Friday, January 23, 2009

Art Genomes?

Structuralist and post-deconstructionist and neo-post-pseudo-intellectualist-structuralites have been advancing the idea that we can classify and thus, to some extent, interpret or evaluate works of art by their semiotics. Briefly, this means we think of these art works as systems of signs that stand for things, and then consider the way the signs are configured within a work of art, and how that might reflect something about the things the signs stand for. Language is a semiotic system ... we use words to stand for things, and in writing, the combinations and sequences of words says something about the subject we're writing about. At least, we hope it does. Much of the 20th century philosophizing about this dealt with movies or, as it's more pompously known, the art of cinema.

That's all well and good, but now there's a very practical problem with is leading to a new way of thinking about this. Basically, the problem is that you've been listening to music through Pandora, or renting movies via Netflix, and you'd like to know what other music or movies would appeal to you.

These online content sources have tons of movies and music, but the problem is how to classify it so that you can identify which ones might appeal to audience members with certain tastes. Netflix, for example, asks you to rate each movie you rent, and over time, it builds up a database of what movies you've liked.

But there's still the similarity problem: If your favorite movies were Ishtar and Gigli, how to you decide which other movies are similar?

One promising answer is the movie genome. Basically, the idea is to identify a slew of properties that a movie can have, like plot, cast, awards, box office success, etc. Comparisons of movies on the basis of their genomes are likely to good matches and non-matches.

Now, you might think "Isn't this just a fancy way of comparing all these properties? Calling them a genome doesn't really change anything."

The answer is "Well, yes." It is just a fancy way of comparing these things. But treating all these properties as genes accomplishes two things:
  1. It makes the classification of movies more systematic, and
  2. It makes it possible to use some elaborate algorithms for doing the comparisons, finding near-matches, etc.
Obviously this genome idea could also be applied to books, plays, paintings, etc. It may lead to some new ideas about how to classify and interpret works in these art forms.

Or not.

3 comments:

Phoebe said...

Interesting thoughts on the complexity of recommendations. Jinni (http://www.jinni.com) recently opened in private beta and offers search and recommendations from the Movie Genome.
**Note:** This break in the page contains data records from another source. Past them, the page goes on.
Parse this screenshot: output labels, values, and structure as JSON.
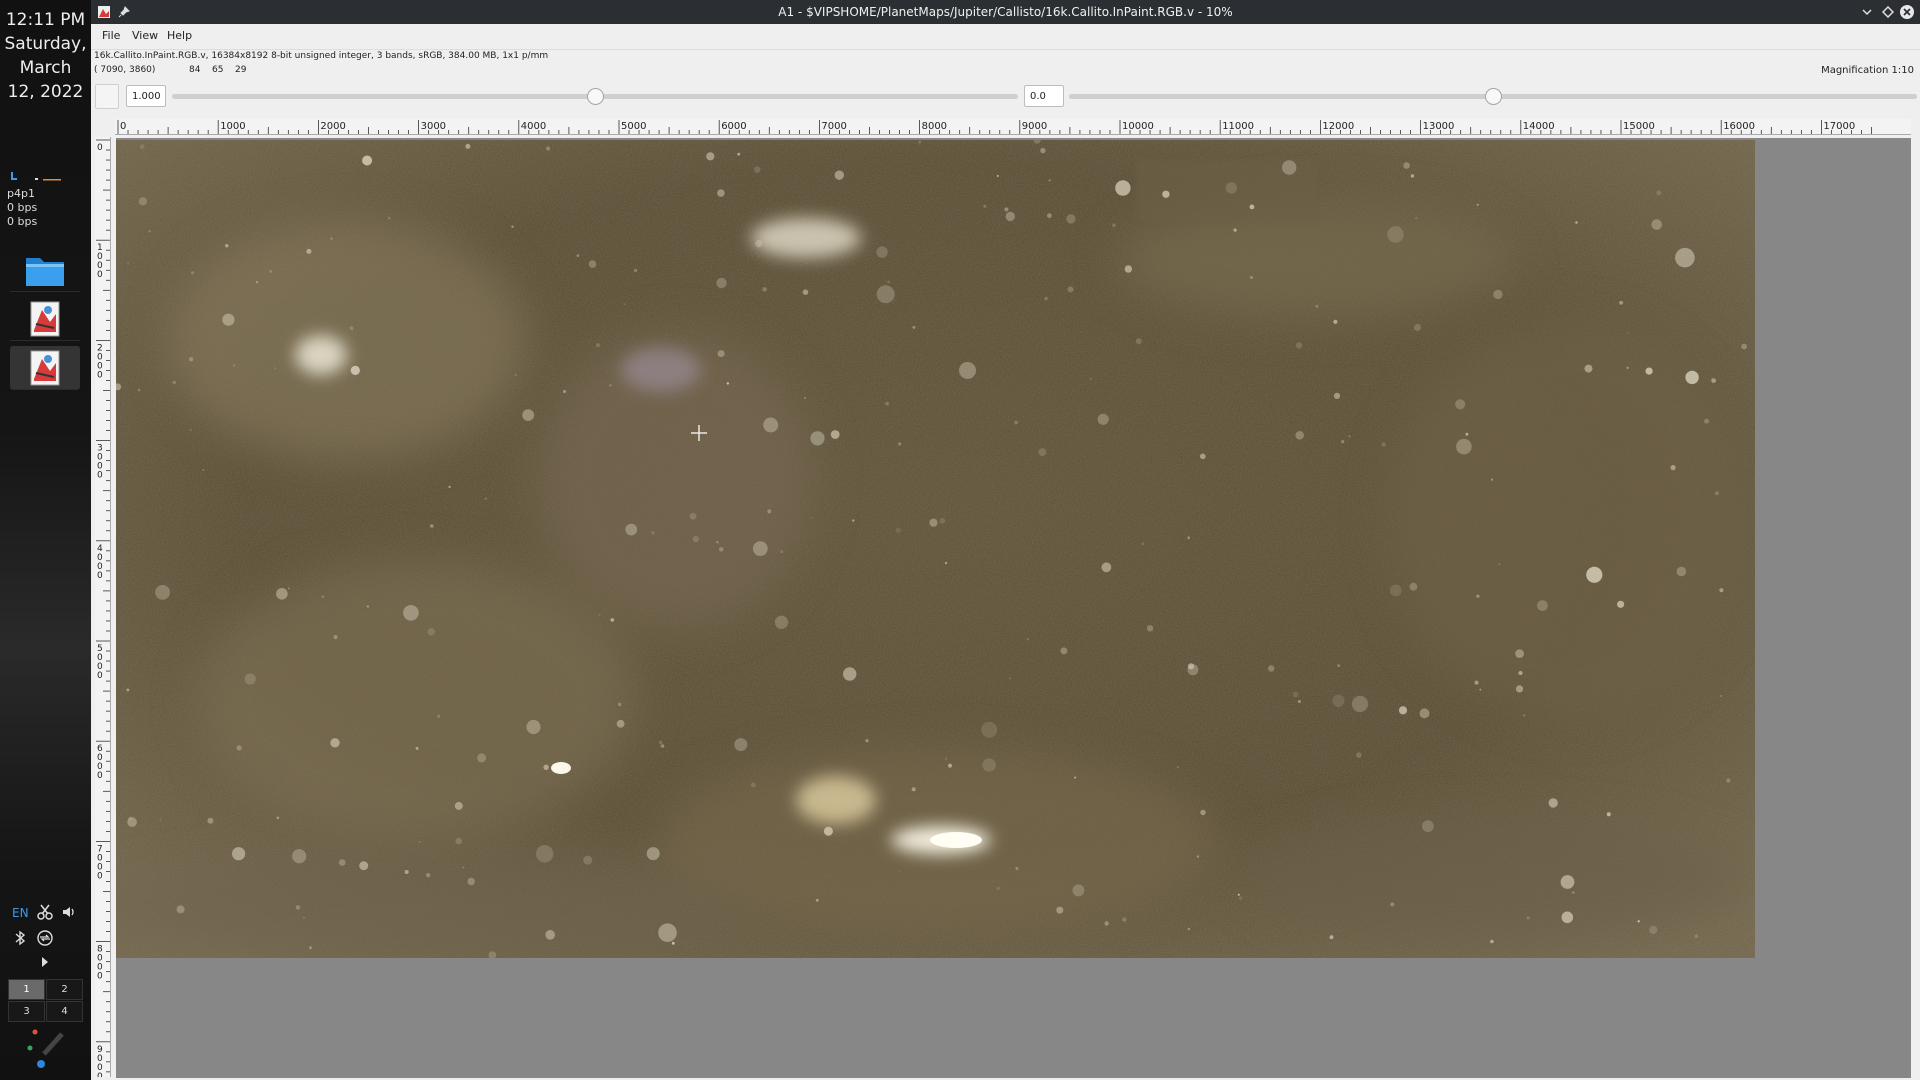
{
  "panel": {
    "clock": {
      "time": "12:11 PM",
      "day": "Saturday,",
      "month": "March",
      "date": "12, 2022"
    },
    "network": {
      "interface": "p4p1",
      "up": "0 bps",
      "down": "0 bps"
    },
    "tasks": [
      {
        "name": "file-manager",
        "icon": "folder-icon"
      },
      {
        "name": "vips-window-1",
        "icon": "vips-icon"
      },
      {
        "name": "vips-window-2",
        "icon": "vips-icon"
      }
    ],
    "tray": {
      "language": "EN"
    },
    "pager": [
      "1",
      "2",
      "3",
      "4"
    ]
  },
  "window": {
    "title": "A1 - $VIPSHOME/PlanetMaps/Jupiter/Callisto/16k.Callito.InPaint.RGB.v - 10%",
    "menu": {
      "file": "File",
      "view": "View",
      "help": "Help"
    },
    "info": {
      "header": "16k.Callito.InPaint.RGB.v, 16384x8192 8-bit unsigned integer, 3 bands, sRGB, 384.00 MB, 1x1 p/mm",
      "coords": "( 7090,  3860)",
      "pixel": [
        "84",
        "65",
        "29"
      ],
      "magnification": "Magnification 1:10"
    },
    "toolbar": {
      "scale": "1.000",
      "offset": "0.0",
      "scale_slider": 0.5,
      "offset_slider": 0.5
    },
    "ruler": {
      "h_labels": [
        "0",
        "1000",
        "2000",
        "3000",
        "4000",
        "5000",
        "6000",
        "7000",
        "8000",
        "9000",
        "10000",
        "11000",
        "12000",
        "13000",
        "14000",
        "15000",
        "16000",
        "17000"
      ],
      "v_labels": [
        "0",
        "1000",
        "2000",
        "3000",
        "4000",
        "5000",
        "6000",
        "7000",
        "8000",
        "9000"
      ]
    },
    "colors": {
      "titlebar": "#2b2f33",
      "canvas_bg": "#878787",
      "map_base": "#5e5236",
      "accent": "#3d9be9"
    }
  }
}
Have a look and see what you think!

Phil H said...

The problem with using 'facts' as a genome is that it is ignorant of the quality of the film - whether the crew gel, the funding is cut, they had to get it done for Christmas release... You know all the information it uses (director, cast) before the film is made.

Netflix' algorithms compare films without knowing any of that information, because the maths allows you to separate out which films are similar and which users are similar - so films that people similar to you like are the best suggestions.

In essence, the 'genome' of a film lacks any information about the quality of the film from the perspective of users like you. So how can it be as good at predicting?

For further info, look up the Netflix prize and Singular Value Decomposition.

Peter Davis said...

For one thing, the "genome" could include information about audience and critical responses to a film. That's as close to an objective measure of "good" as we can define, I think. Of course, you may disagree with audiences and critics. That's where the "people similar to you" angle comes in. People who like the same movies as you (over a large enough sample) may be a good predictor of what movies you'll like.